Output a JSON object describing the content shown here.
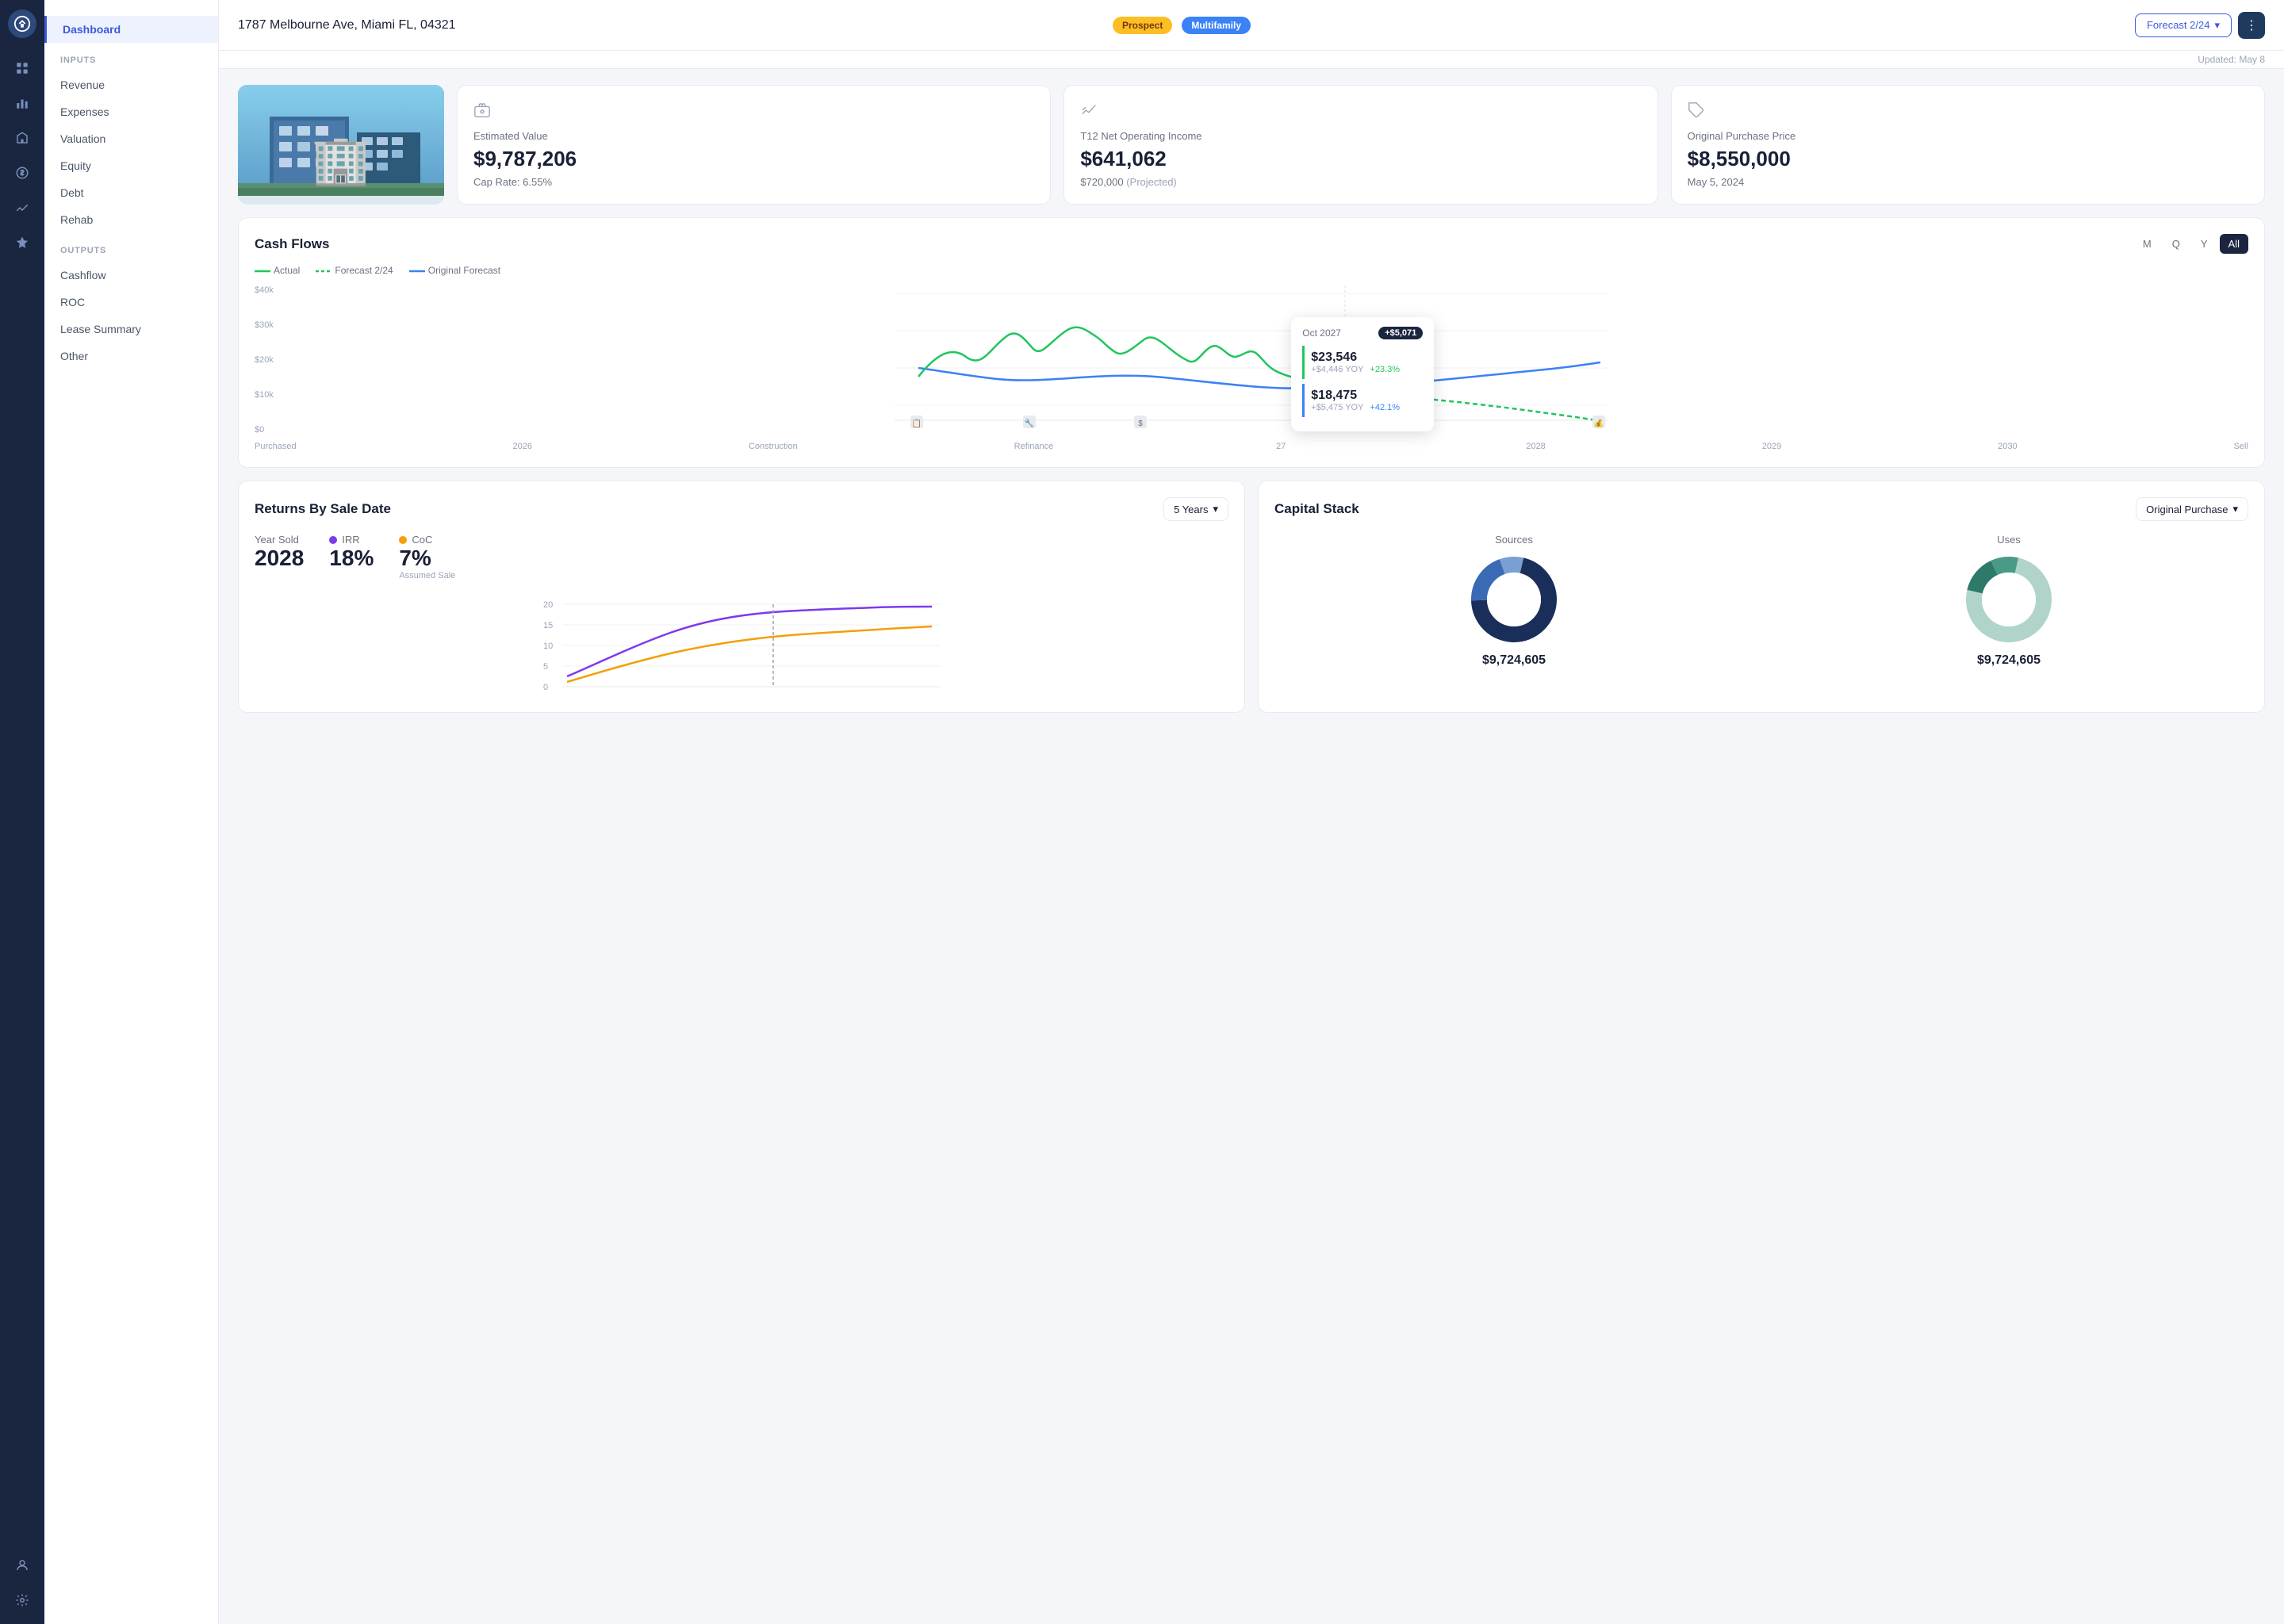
{
  "app": {
    "logo": "🏢"
  },
  "topbar": {
    "address": "1787 Melbourne Ave, Miami FL, 04321",
    "badge_prospect": "Prospect",
    "badge_multifamily": "Multifamily",
    "forecast_label": "Forecast 2/24",
    "updated_label": "Updated: May 8"
  },
  "sidebar": {
    "inputs_label": "INPUTS",
    "outputs_label": "OUTPUTS",
    "items": [
      {
        "id": "dashboard",
        "label": "Dashboard",
        "active": true
      },
      {
        "id": "revenue",
        "label": "Revenue",
        "active": false
      },
      {
        "id": "expenses",
        "label": "Expenses",
        "active": false
      },
      {
        "id": "valuation",
        "label": "Valuation",
        "active": false
      },
      {
        "id": "equity",
        "label": "Equity",
        "active": false
      },
      {
        "id": "debt",
        "label": "Debt",
        "active": false
      },
      {
        "id": "rehab",
        "label": "Rehab",
        "active": false
      },
      {
        "id": "cashflow",
        "label": "Cashflow",
        "active": false
      },
      {
        "id": "roc",
        "label": "ROC",
        "active": false
      },
      {
        "id": "lease_summary",
        "label": "Lease Summary",
        "active": false
      },
      {
        "id": "other",
        "label": "Other",
        "active": false
      }
    ]
  },
  "cards": {
    "estimated_value": {
      "label": "Estimated Value",
      "value": "$9,787,206",
      "sub": "Cap Rate: 6.55%"
    },
    "t12_noi": {
      "label": "T12 Net Operating Income",
      "value": "$641,062",
      "sub": "$720,000",
      "sub2": "(Projected)"
    },
    "purchase_price": {
      "label": "Original Purchase Price",
      "value": "$8,550,000",
      "sub": "May 5, 2024"
    }
  },
  "cash_flows": {
    "title": "Cash Flows",
    "periods": [
      "M",
      "Q",
      "Y",
      "All"
    ],
    "active_period": "All",
    "legend": [
      {
        "label": "Actual",
        "color": "#22c55e",
        "style": "solid"
      },
      {
        "label": "Forecast 2/24",
        "color": "#22c55e",
        "style": "dashed"
      },
      {
        "label": "Original Forecast",
        "color": "#3b82f6",
        "style": "solid"
      }
    ],
    "y_labels": [
      "$40k",
      "$30k",
      "$20k",
      "$10k",
      "$0"
    ],
    "x_labels": [
      "Purchased",
      "2026",
      "Construction",
      "Refinance",
      "2027",
      "2028",
      "2029",
      "2030",
      "Sell"
    ],
    "tooltip": {
      "date": "Oct 2027",
      "change": "+$5,071",
      "row1": {
        "value": "$23,546",
        "yoy": "+$4,446 YOY",
        "pct": "+23.3%"
      },
      "row2": {
        "value": "$18,475",
        "yoy": "+$5,475 YOY",
        "pct": "+42.1%"
      }
    }
  },
  "returns": {
    "title": "Returns By Sale Date",
    "dropdown": "5 Years",
    "year_label": "Year Sold",
    "year_val": "2028",
    "irr_label": "IRR",
    "irr_val": "18%",
    "coc_label": "CoC",
    "coc_val": "7%",
    "assumed_sale": "Assumed Sale"
  },
  "capital_stack": {
    "title": "Capital Stack",
    "dropdown": "Original Purchase",
    "sources_label": "Sources",
    "uses_label": "Uses",
    "sources_amount": "$9,724,605",
    "uses_amount": "$9,724,605"
  }
}
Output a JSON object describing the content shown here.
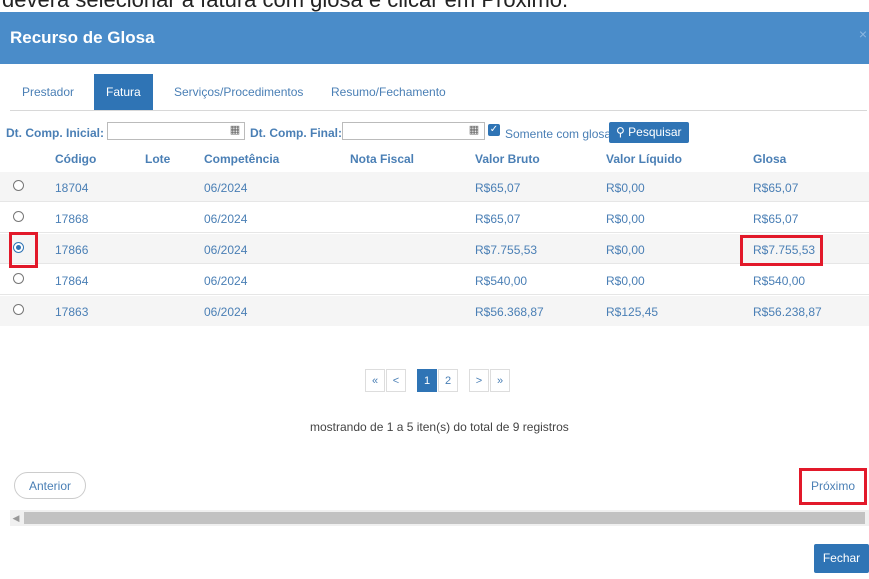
{
  "caption": "deverá selecionar a fatura com glosa e clicar em Próximo.",
  "modal": {
    "title": "Recurso de Glosa",
    "close_icon": "×"
  },
  "tabs": [
    {
      "label": "Prestador",
      "active": false
    },
    {
      "label": "Fatura",
      "active": true
    },
    {
      "label": "Serviços/Procedimentos",
      "active": false
    },
    {
      "label": "Resumo/Fechamento",
      "active": false
    }
  ],
  "filters": {
    "dt_inicial_label": "Dt. Comp. Inicial:",
    "dt_inicial_value": "",
    "dt_final_label": "Dt. Comp. Final:",
    "dt_final_value": "",
    "somente_label": "Somente com glosa",
    "somente_checked": true,
    "pesquisar_label": "Pesquisar"
  },
  "table": {
    "headers": [
      "Código",
      "Lote",
      "Competência",
      "Nota Fiscal",
      "Valor Bruto",
      "Valor Líquido",
      "Glosa"
    ],
    "rows": [
      {
        "codigo": "18704",
        "lote": "",
        "competencia": "06/2024",
        "nota_fiscal": "",
        "valor_bruto": "R$65,07",
        "valor_liquido": "R$0,00",
        "glosa": "R$65,07",
        "selected": false
      },
      {
        "codigo": "17868",
        "lote": "",
        "competencia": "06/2024",
        "nota_fiscal": "",
        "valor_bruto": "R$65,07",
        "valor_liquido": "R$0,00",
        "glosa": "R$65,07",
        "selected": false
      },
      {
        "codigo": "17866",
        "lote": "",
        "competencia": "06/2024",
        "nota_fiscal": "",
        "valor_bruto": "R$7.755,53",
        "valor_liquido": "R$0,00",
        "glosa": "R$7.755,53",
        "selected": true
      },
      {
        "codigo": "17864",
        "lote": "",
        "competencia": "06/2024",
        "nota_fiscal": "",
        "valor_bruto": "R$540,00",
        "valor_liquido": "R$0,00",
        "glosa": "R$540,00",
        "selected": false
      },
      {
        "codigo": "17863",
        "lote": "",
        "competencia": "06/2024",
        "nota_fiscal": "",
        "valor_bruto": "R$56.368,87",
        "valor_liquido": "R$125,45",
        "glosa": "R$56.238,87",
        "selected": false
      }
    ]
  },
  "pagination": {
    "first": "«",
    "prev": "<",
    "pages": [
      "1",
      "2"
    ],
    "current": "1",
    "next": ">",
    "last": "»",
    "info": "mostrando de 1 a 5 iten(s) do total de 9 registros"
  },
  "buttons": {
    "anterior": "Anterior",
    "proximo": "Próximo",
    "fechar": "Fechar"
  },
  "icons": {
    "calendar": "calendar-icon",
    "search": "search-icon",
    "check": "check-icon"
  },
  "colors": {
    "header": "#4a8cc9",
    "accent": "#2f74b5",
    "link": "#4a7fb5",
    "highlight": "#e2192a"
  }
}
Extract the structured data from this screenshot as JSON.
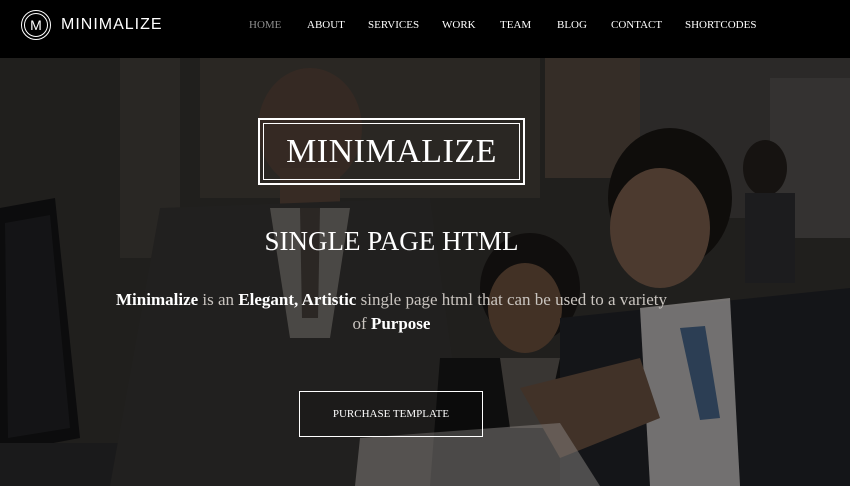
{
  "brand": {
    "logo_letter": "M",
    "name": "MINIMALIZE"
  },
  "nav": {
    "items": [
      {
        "label": "HOME",
        "active": true
      },
      {
        "label": "ABOUT",
        "active": false
      },
      {
        "label": "SERVICES",
        "active": false
      },
      {
        "label": "WORK",
        "active": false
      },
      {
        "label": "TEAM",
        "active": false
      },
      {
        "label": "BLOG",
        "active": false
      },
      {
        "label": "CONTACT",
        "active": false
      },
      {
        "label": "SHORTCODES",
        "active": false
      }
    ]
  },
  "hero": {
    "title": "MINIMALIZE",
    "subtitle": "SINGLE PAGE HTML",
    "description": {
      "part1_bold": "Minimalize",
      "part2": " is an ",
      "part3_bold": "Elegant, Artistic",
      "part4": " single page html that can be used to a variety of ",
      "part5_bold": "Purpose"
    },
    "button_label": "PURCHASE TEMPLATE",
    "background": "office-team-photo"
  },
  "colors": {
    "navbar_bg": "#000000",
    "nav_active": "#8e8e8e",
    "text": "#ffffff",
    "desc_text": "#c9c4bf"
  }
}
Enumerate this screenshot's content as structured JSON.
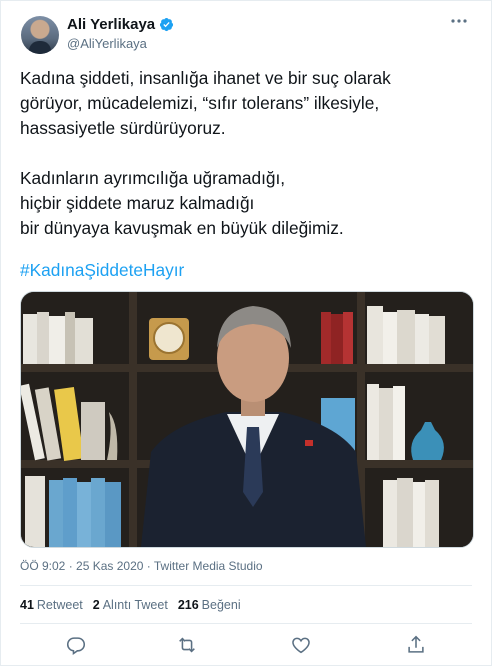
{
  "author": {
    "display_name": "Ali Yerlikaya",
    "handle": "@AliYerlikaya",
    "verified": true
  },
  "tweet": {
    "paragraph1": [
      "Kadına şiddeti, insanlığa ihanet ve bir suç olarak",
      "görüyor, mücadelemizi, “sıfır tolerans” ilkesiyle,",
      "hassasiyetle sürdürüyoruz."
    ],
    "paragraph2": [
      "Kadınların ayrımcılığa uğramadığı,",
      "hiçbir şiddete maruz kalmadığı",
      "bir dünyaya kavuşmak en büyük dileğimiz."
    ],
    "hashtag": "#KadınaŞiddeteHayır"
  },
  "meta": {
    "text": "ÖÖ 9:02 · 25 Kas 2020 · Twitter Media Studio"
  },
  "stats": {
    "retweets_count": "41",
    "retweets_label": "Retweet",
    "quotes_count": "2",
    "quotes_label": "Alıntı Tweet",
    "likes_count": "216",
    "likes_label": "Beğeni"
  },
  "icons": {
    "verified": "verified-badge-icon",
    "more": "more-options-icon",
    "reply": "reply-icon",
    "retweet": "retweet-icon",
    "like": "heart-icon",
    "share": "share-icon"
  },
  "colors": {
    "accent": "#1da1f2",
    "text": "#0f1419",
    "secondary": "#5b7083",
    "border": "#e6ecf0"
  }
}
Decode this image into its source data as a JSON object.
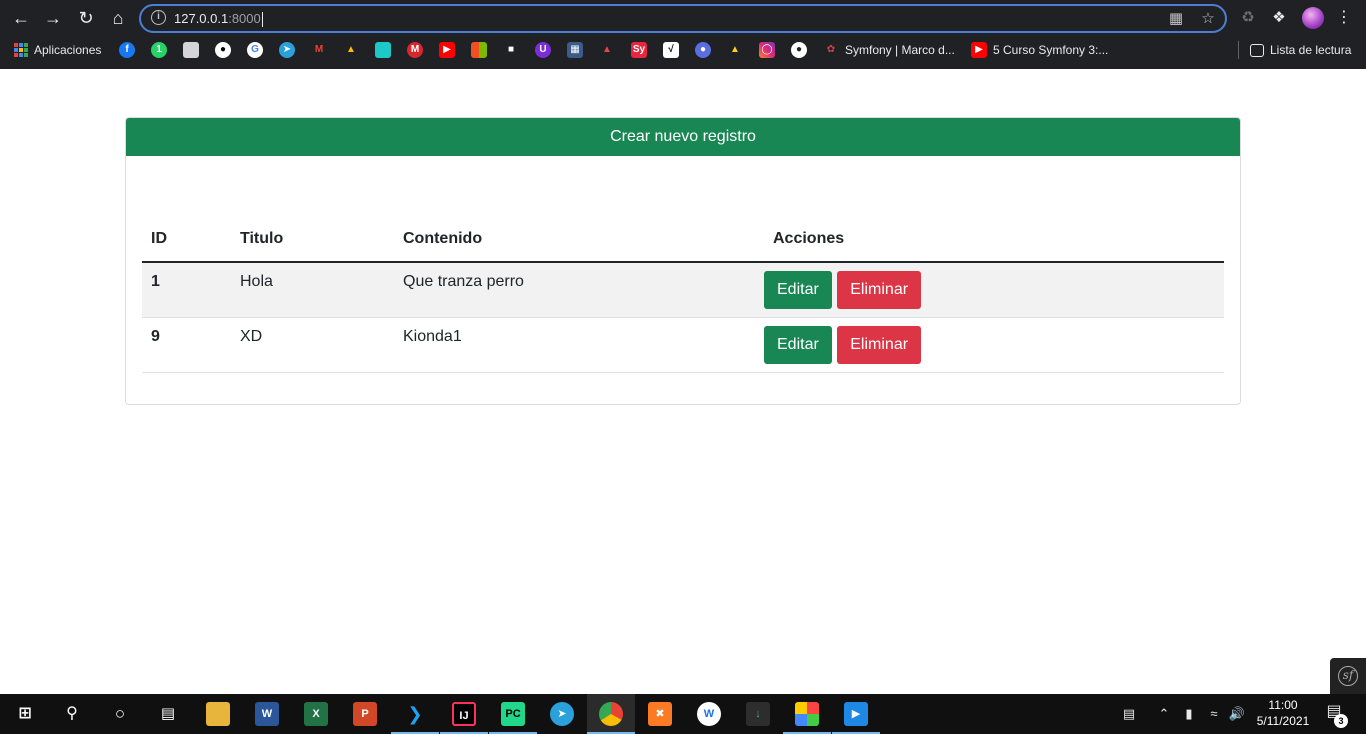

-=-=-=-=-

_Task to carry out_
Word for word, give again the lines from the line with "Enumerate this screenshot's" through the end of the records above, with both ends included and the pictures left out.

_Response to the exercise_
Enumerate this screenshot's content as structured JSON.
{
  "author": {
    "display_name": "Ali Yerlikaya",
    "handle": "@AliYerlikaya",
    "verified": true
  },
  "tweet": {
    "paragraph1": [
      "Kadına şiddeti, insanlığa ihanet ve bir suç olarak",
      "görüyor, mücadelemizi, “sıfır tolerans” ilkesiyle,",
      "hassasiyetle sürdürüyoruz."
    ],
    "paragraph2": [
      "Kadınların ayrımcılığa uğramadığı,",
      "hiçbir şiddete maruz kalmadığı",
      "bir dünyaya kavuşmak en büyük dileğimiz."
    ],
    "hashtag": "#KadınaŞiddeteHayır"
  },
  "meta": {
    "text": "ÖÖ 9:02 · 25 Kas 2020 · Twitter Media Studio"
  },
  "stats": {
    "retweets_count": "41",
    "retweets_label": "Retweet",
    "quotes_count": "2",
    "quotes_label": "Alıntı Tweet",
    "likes_count": "216",
    "likes_label": "Beğeni"
  },
  "icons": {
    "verified": "verified-badge-icon",
    "more": "more-options-icon",
    "reply": "reply-icon",
    "retweet": "retweet-icon",
    "like": "heart-icon",
    "share": "share-icon"
  },
  "colors": {
    "accent": "#1da1f2",
    "text": "#0f1419",
    "secondary": "#5b7083",
    "border": "#e6ecf0"
  }
}
Decode this image into its source data as a JSON object.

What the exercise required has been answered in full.